When one is heading for divorce; they need to find answers about spousal support. In most marriages, you will find one partner being financially stable than the other. For instance, one partner may have a well-paying job while the other one may be staying at home taking care of the children. The source of wealth could be from a family or from wealthy relatives. It is a common thing to find the less earning spouse asking the court during a divorce case to order the higher earning spouse to pay the other monthly support. The essence of this article is to discuss whether one can waive their right to spousal support in Washington state.
Unlike in other states, in Washington, spouses are required to split the marital estate fairly between every partner. By marital property we mean assets that includes all income earned by a husband or wife during the marriage, all property acquired with a spouse’s income during the marriage, and any property acquired with joint or marital funds during the marriage.

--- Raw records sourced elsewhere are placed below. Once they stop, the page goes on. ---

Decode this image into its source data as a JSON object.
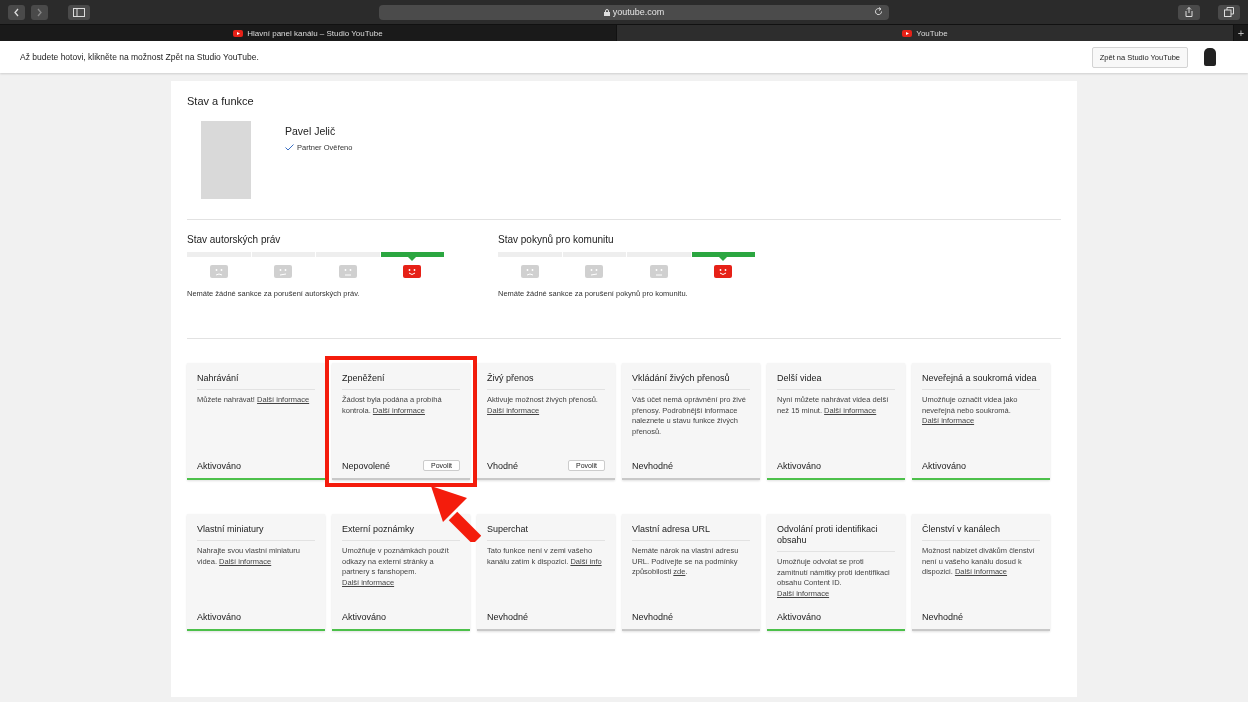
{
  "browser": {
    "address": "youtube.com",
    "tabs": [
      {
        "title": "Hlavní panel kanálu – Studio YouTube",
        "selected": false
      },
      {
        "title": "YouTube",
        "selected": true
      }
    ],
    "new_tab": "+"
  },
  "notice": {
    "text": "Až budete hotovi, klikněte na možnost Zpět na Studio YouTube.",
    "button": "Zpět na Studio YouTube"
  },
  "panel": {
    "title": "Stav a funkce",
    "channel": {
      "name": "Pavel Jelič",
      "badge": "Partner Ověřeno"
    }
  },
  "standings": [
    {
      "title": "Stav autorských práv",
      "faces": [
        {
          "selected": false
        },
        {
          "selected": false
        },
        {
          "selected": false
        },
        {
          "selected": true
        }
      ],
      "message": "Nemáte žádné sankce za porušení autorských práv."
    },
    {
      "title": "Stav pokynů pro komunitu",
      "faces": [
        {
          "selected": false
        },
        {
          "selected": false
        },
        {
          "selected": false
        },
        {
          "selected": true
        }
      ],
      "message": "Nemáte žádné sankce za porušení pokynů pro komunitu."
    }
  ],
  "features": [
    {
      "title": "Nahrávání",
      "text": "Můžete nahrávat! ",
      "link": "Další informace",
      "status": "Aktivováno",
      "active": true,
      "highlighted": false
    },
    {
      "title": "Zpeněžení",
      "text": "Žádost byla podána a probíhá kontrola. ",
      "link": "Další informace",
      "status": "Nepovolené",
      "button": "Povolit",
      "active": false,
      "highlighted": true
    },
    {
      "title": "Živý přenos",
      "text": "Aktivuje možnost živých přenosů. ",
      "link": "Další informace",
      "status": "Vhodné",
      "button": "Povolit",
      "active": false,
      "highlighted": false
    },
    {
      "title": "Vkládání živých přenosů",
      "text": "Váš účet nemá oprávnění pro živé přenosy. Podrobnější informace naleznete u stavu funkce živých přenosů.",
      "status": "Nevhodné",
      "active": false,
      "highlighted": false
    },
    {
      "title": "Delší videa",
      "text": "Nyní můžete nahrávat videa delší než 15 minut. ",
      "link": "Další informace",
      "status": "Aktivováno",
      "active": true,
      "highlighted": false
    },
    {
      "title": "Neveřejná a soukromá videa",
      "text": "Umožňuje označit videa jako neveřejná nebo soukromá. ",
      "link": "Další informace",
      "status": "Aktivováno",
      "active": true,
      "highlighted": false
    },
    {
      "title": "Vlastní miniatury",
      "text": "Nahrajte svou vlastní miniaturu videa. ",
      "link": "Další informace",
      "status": "Aktivováno",
      "active": true,
      "highlighted": false
    },
    {
      "title": "Externí poznámky",
      "text": "Umožňuje v poznámkách použít odkazy na externí stránky a partnery s fanshopem. ",
      "link": "Další informace",
      "status": "Aktivováno",
      "active": true,
      "highlighted": false
    },
    {
      "title": "Superchat",
      "text": "Tato funkce není v zemi vašeho kanálu zatím k dispozici. ",
      "link": "Další info",
      "status": "Nevhodné",
      "active": false,
      "highlighted": false
    },
    {
      "title": "Vlastní adresa URL",
      "text": "Nemáte nárok na vlastní adresu URL. Podívejte se na podmínky způsobilosti ",
      "link": "zde",
      "after": ".",
      "status": "Nevhodné",
      "active": false,
      "highlighted": false
    },
    {
      "title": "Odvolání proti identifikaci obsahu",
      "text": "Umožňuje odvolat se proti zamítnutí námitky proti identifikaci obsahu Content ID. ",
      "link": "Další informace",
      "status": "Aktivováno",
      "active": true,
      "highlighted": false
    },
    {
      "title": "Členství v kanálech",
      "text": "Možnost nabízet divákům členství není u vašeho kanálu dosud k dispozici. ",
      "link": "Další informace",
      "status": "Nevhodné",
      "active": false,
      "highlighted": false
    }
  ]
}
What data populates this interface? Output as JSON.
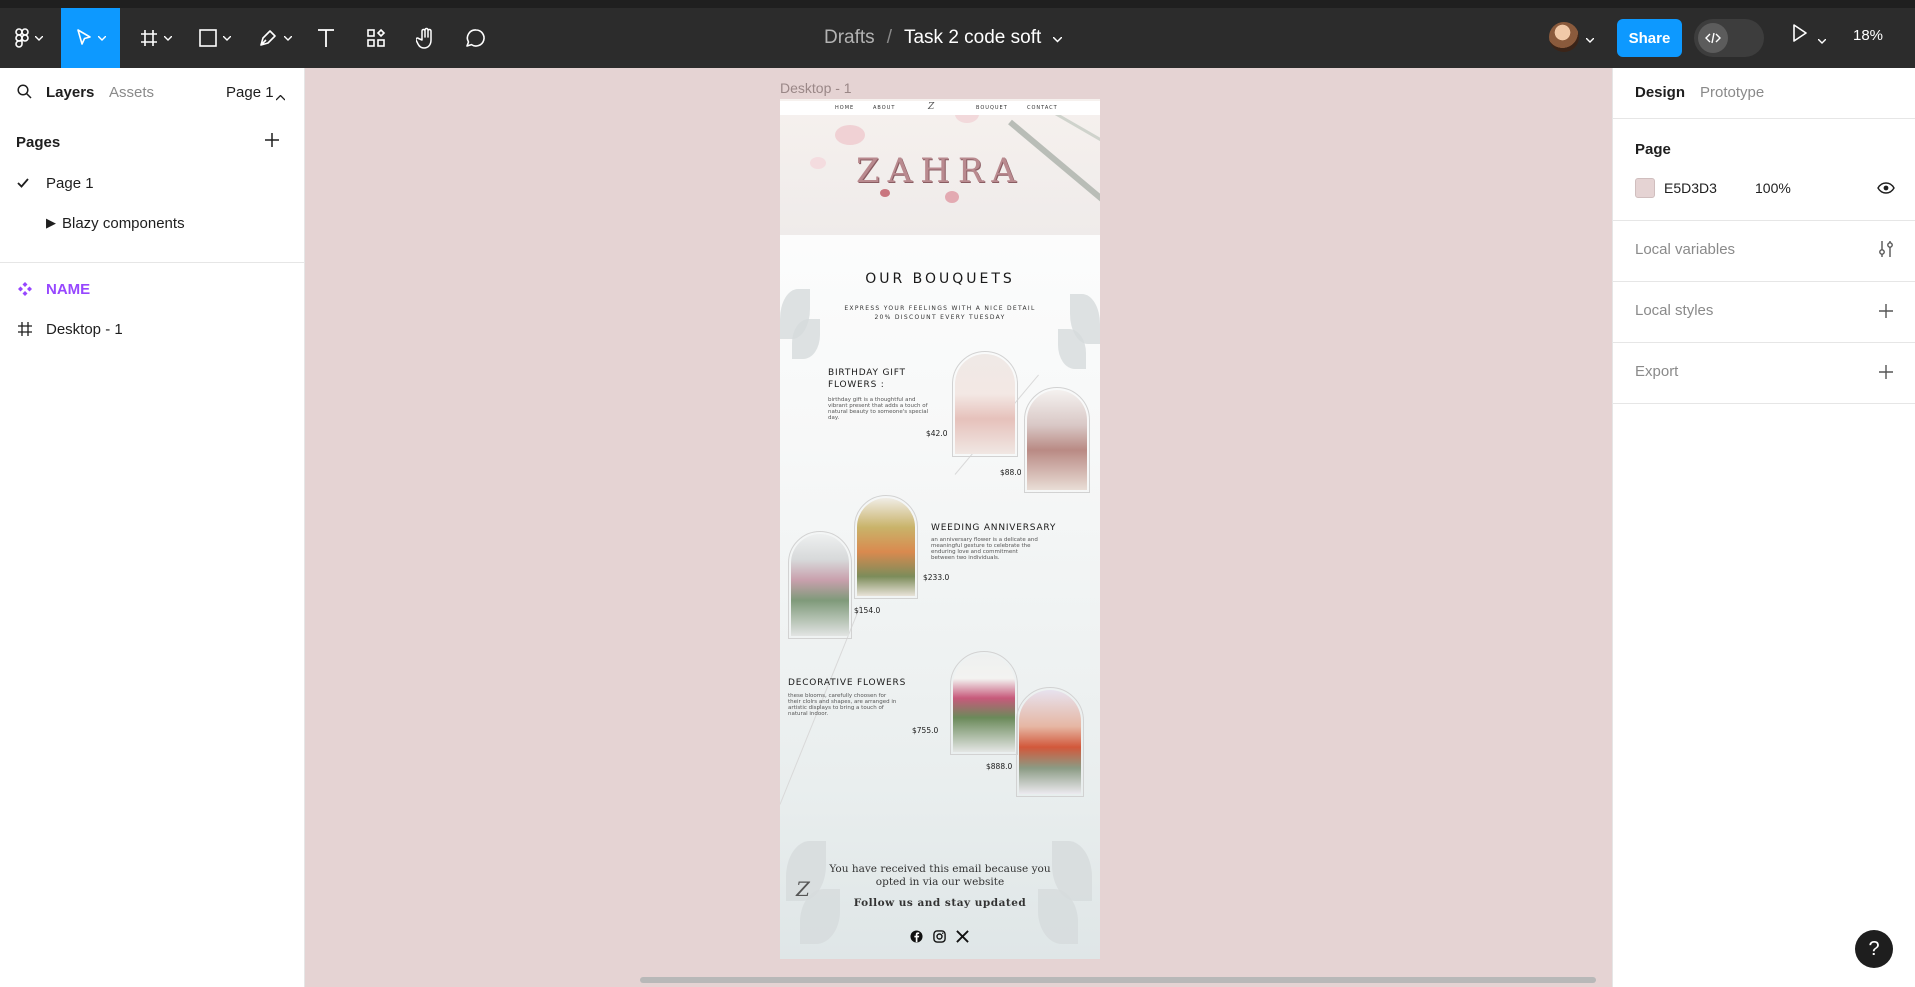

Also, during a divorce case, the judge may order one spouse to pay the other spousal maintenance. Spousal maintenance, also known as alimony can be likened to child maintenance support payments, however, in this case, they are meant to a spouse and not a child. Unlike child support, the parties to a marriage can agree to give up their right to receive spousal maintenance payments.
First and foremost, spouses can create pre and post-nuptial agreements as such agreements can go a long way in waiving the spousal support. The agreements are vital since they outline what each spouse is entitled to in the event that the marriage should end. During divorce cases, the courts will allow a spouse to waive his or her right to support so long as the waiver is made knowingly, willingly, and without duress or intimidation. For the court to approve the waiver, it needs to made in writing, and must be signed by both parties. For the waiver to be valid, you also need to have a lawyer who will explain the agreement to the person signing up his or her rights, and the waiver should include a listing of each of the parties’ assets, debts, and income.
Both spouses need to see the waiver to be fair to both of them for it to be passed. The beauty about solving the spousal support cases in a court of law is that the court will not allow a person to be left with nothing.